the spirit of the dead are with us.
God holds our hands.
Yea, though I walk through the valley
of the shadow of death,
I will fear no evil, for thou art with me.
God bless us and keep us.

Frances Paul Gibbons

The Future

My home will soon be lost….
just a memory – that’s because
I must move on
to a brand-new chapter of my life.
Hopefully, no more anxiety and grief,
but a life full of happiness and belief
that the future can only be better,
because this is what I deserve.
I have been through a lot in
the last three years.
So much grief,
so many tears –
but here’s to the future,
whatever it brings.
Let’s hope it makes us all
start to sing!

Ken Finley

My Home is More

My home is more than
four walls and a roof.
My home is much bigger than that.
My anchor,
it changes with time,
yet stays the same.
It gives me a source of belonging –
different people, different faiths, different lives,
warm, funny, compassionate, welcoming –
an old friend.
In times of need or troubles
we all unite, support, laugh,
and cry together.
It fills me with pride to call
this place, my home

Maria Garvey


If home is where the heart is – where is my heart?
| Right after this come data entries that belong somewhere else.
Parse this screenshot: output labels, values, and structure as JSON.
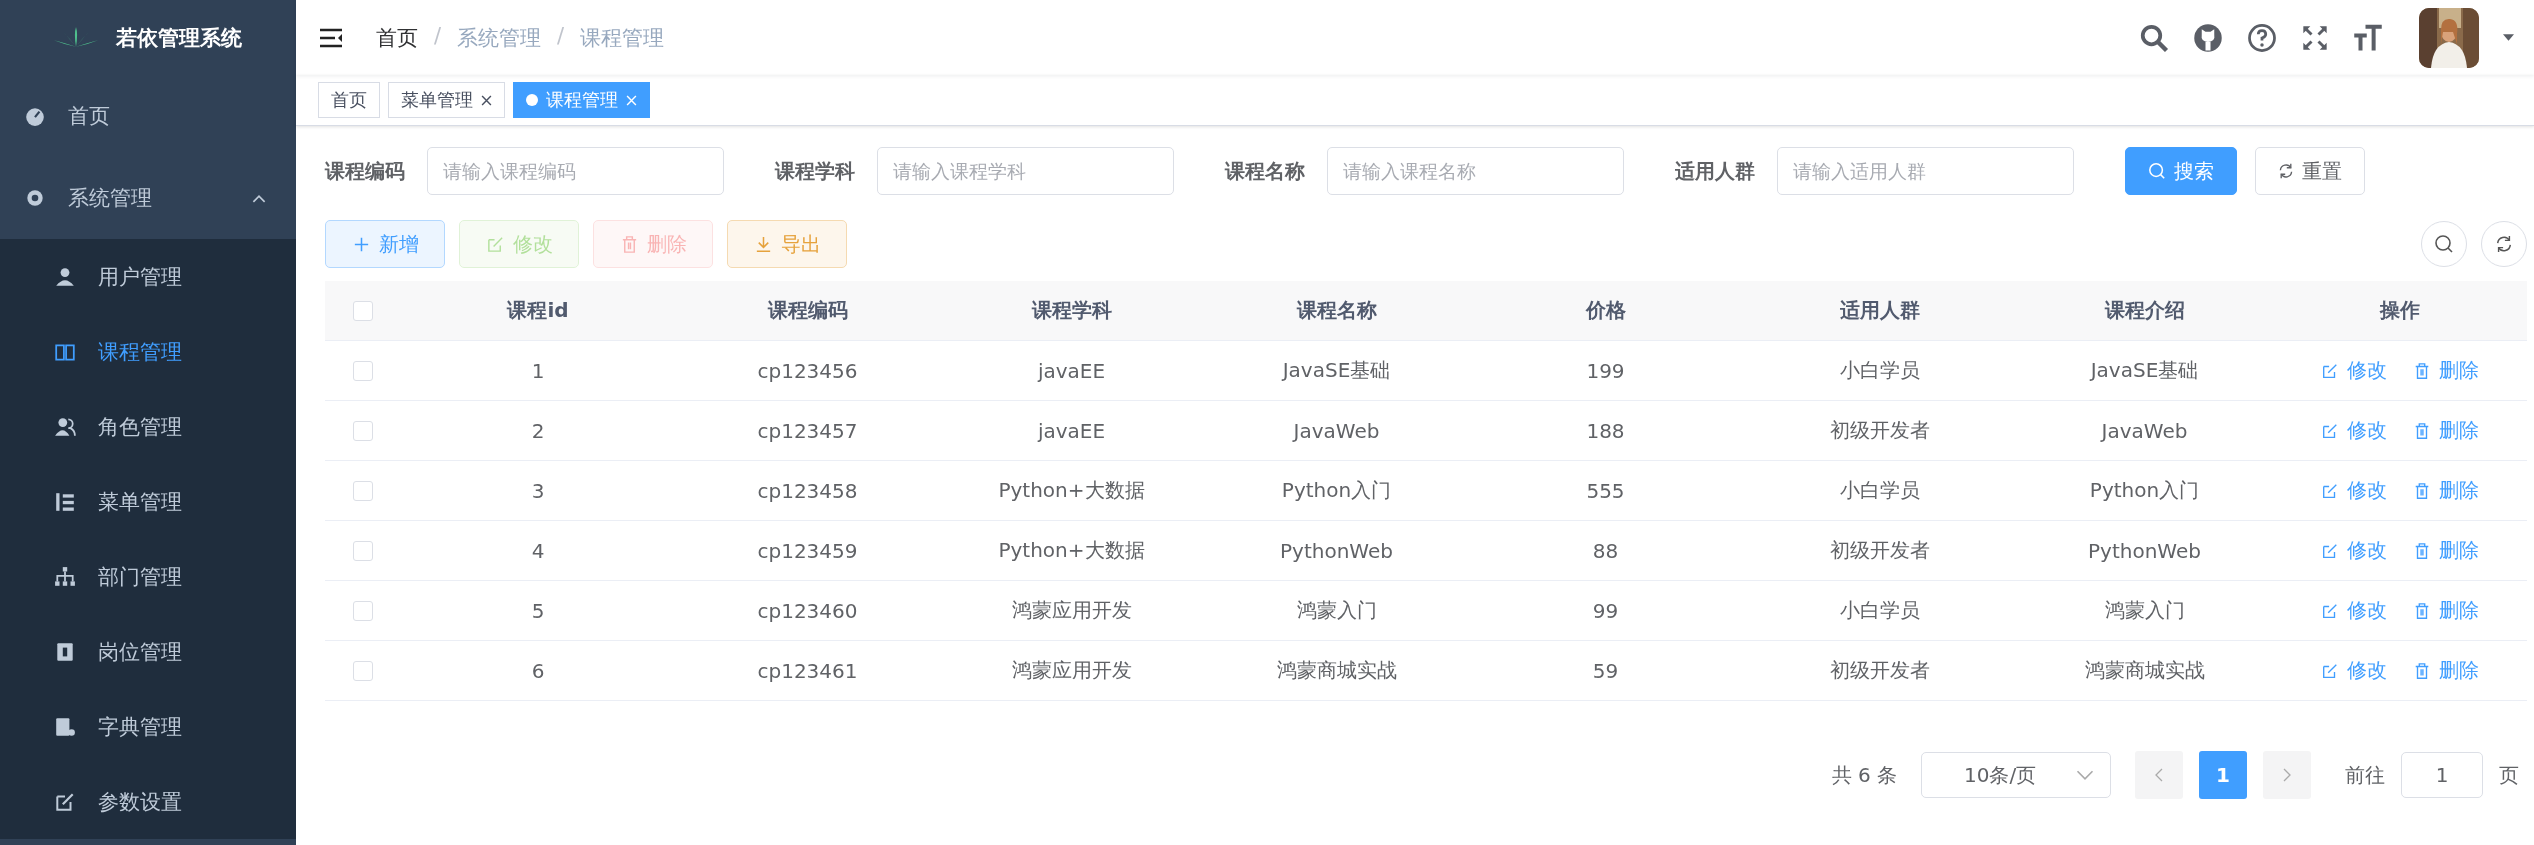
{
  "app": {
    "title": "若依管理系统"
  },
  "sidebar": {
    "items": [
      {
        "label": "首页",
        "selected": false
      },
      {
        "label": "系统管理",
        "selected": false,
        "expanded": true,
        "children": [
          {
            "label": "用户管理",
            "selected": false
          },
          {
            "label": "课程管理",
            "selected": true
          },
          {
            "label": "角色管理",
            "selected": false
          },
          {
            "label": "菜单管理",
            "selected": false
          },
          {
            "label": "部门管理",
            "selected": false
          },
          {
            "label": "岗位管理",
            "selected": false
          },
          {
            "label": "字典管理",
            "selected": false
          },
          {
            "label": "参数设置",
            "selected": false
          }
        ]
      }
    ]
  },
  "breadcrumb": {
    "separator": "/",
    "items": [
      "首页",
      "系统管理",
      "课程管理"
    ]
  },
  "tabs": [
    {
      "label": "首页",
      "selected": false,
      "closable": false
    },
    {
      "label": "菜单管理",
      "selected": false,
      "closable": true
    },
    {
      "label": "课程管理",
      "selected": true,
      "closable": true
    }
  ],
  "filters": [
    {
      "label": "课程编码",
      "placeholder": "请输入课程编码"
    },
    {
      "label": "课程学科",
      "placeholder": "请输入课程学科"
    },
    {
      "label": "课程名称",
      "placeholder": "请输入课程名称"
    },
    {
      "label": "适用人群",
      "placeholder": "请输入适用人群"
    }
  ],
  "filter_buttons": [
    {
      "label": "搜索",
      "kind": "primary"
    },
    {
      "label": "重置",
      "kind": "default"
    }
  ],
  "toolbar": [
    {
      "label": "新增",
      "kind": "add",
      "disabled": false
    },
    {
      "label": "修改",
      "kind": "edit",
      "disabled": true
    },
    {
      "label": "删除",
      "kind": "delete",
      "disabled": true
    },
    {
      "label": "导出",
      "kind": "export",
      "disabled": false
    }
  ],
  "table": {
    "all_checked": false,
    "columns": [
      "课程id",
      "课程编码",
      "课程学科",
      "课程名称",
      "价格",
      "适用人群",
      "课程介绍",
      "操作"
    ],
    "rows": [
      {
        "checked": false,
        "cells": [
          "1",
          "cp123456",
          "javaEE",
          "JavaSE基础",
          "199",
          "小白学员",
          "JavaSE基础"
        ],
        "actions": [
          "修改",
          "删除"
        ]
      },
      {
        "checked": false,
        "cells": [
          "2",
          "cp123457",
          "javaEE",
          "JavaWeb",
          "188",
          "初级开发者",
          "JavaWeb"
        ],
        "actions": [
          "修改",
          "删除"
        ]
      },
      {
        "checked": false,
        "cells": [
          "3",
          "cp123458",
          "Python+大数据",
          "Python入门",
          "555",
          "小白学员",
          "Python入门"
        ],
        "actions": [
          "修改",
          "删除"
        ]
      },
      {
        "checked": false,
        "cells": [
          "4",
          "cp123459",
          "Python+大数据",
          "PythonWeb",
          "88",
          "初级开发者",
          "PythonWeb"
        ],
        "actions": [
          "修改",
          "删除"
        ]
      },
      {
        "checked": false,
        "cells": [
          "5",
          "cp123460",
          "鸿蒙应用开发",
          "鸿蒙入门",
          "99",
          "小白学员",
          "鸿蒙入门"
        ],
        "actions": [
          "修改",
          "删除"
        ]
      },
      {
        "checked": false,
        "cells": [
          "6",
          "cp123461",
          "鸿蒙应用开发",
          "鸿蒙商城实战",
          "59",
          "初级开发者",
          "鸿蒙商城实战"
        ],
        "actions": [
          "修改",
          "删除"
        ]
      }
    ]
  },
  "pagination": {
    "total": "共 6 条",
    "page_size": "10条/页",
    "pages": [
      {
        "label": "1",
        "selected": true
      }
    ],
    "goto_label": "前往",
    "goto_value": "1",
    "goto_suffix": "页"
  }
}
Is it merely a muscle that has been imprisoned in a ribcage that in itself has been cut and ripped open – exposed for all the world to see, then knocked back together with staples to ensure it does not fall out and get lost. Is my home an orphanage where I am ostracised from my peers because of this and then excluded from my fellow orphans because race and/or religion. Where can I turn? Is my home my environment or my culture, where I am forced to see my family split up and separated to escape this bloody war? Where I am forced to see the horror, the bloodshed that should never be seen through the eyes of an innocent. What kind of a world would let us die? Would let us be taken by an enemy? Will we be tortured or just put to death? Has World War Two not shown us that “brother should love brother”? That one despot cannot rule the world. Has the last seventy-five years been all in vain?

Kath Doyle

Inner Home

Home is where I fall over –
is where I fantasize about walking
and having a relationship.
Home is the thirty-two years
with my wife –
she showed me
the only important thing
in life is love.
Home is where I die,
because I love,
which includes lying to myself.
Home is certainty, but –
life changes all the time.
As a very young man I
took a knife from an older boy –
it feels like my first step in
trying to save the world.
My life began when I started to –
care for me.
In finding me, I haven’t
succeeded yet, although –
If I have what you need,
I’ll give it to you,
If you have what I need,
I’ll take it.

Tom McGuiness

From workshops at
The Watch Factory, Prescot
Age Concern, Dale Street, Liverpool
The ACE Place, Belle Vale

Led by
Judy Mazonowicz
Michelle Sakim

Get involved:

Find out more
Join our newsletter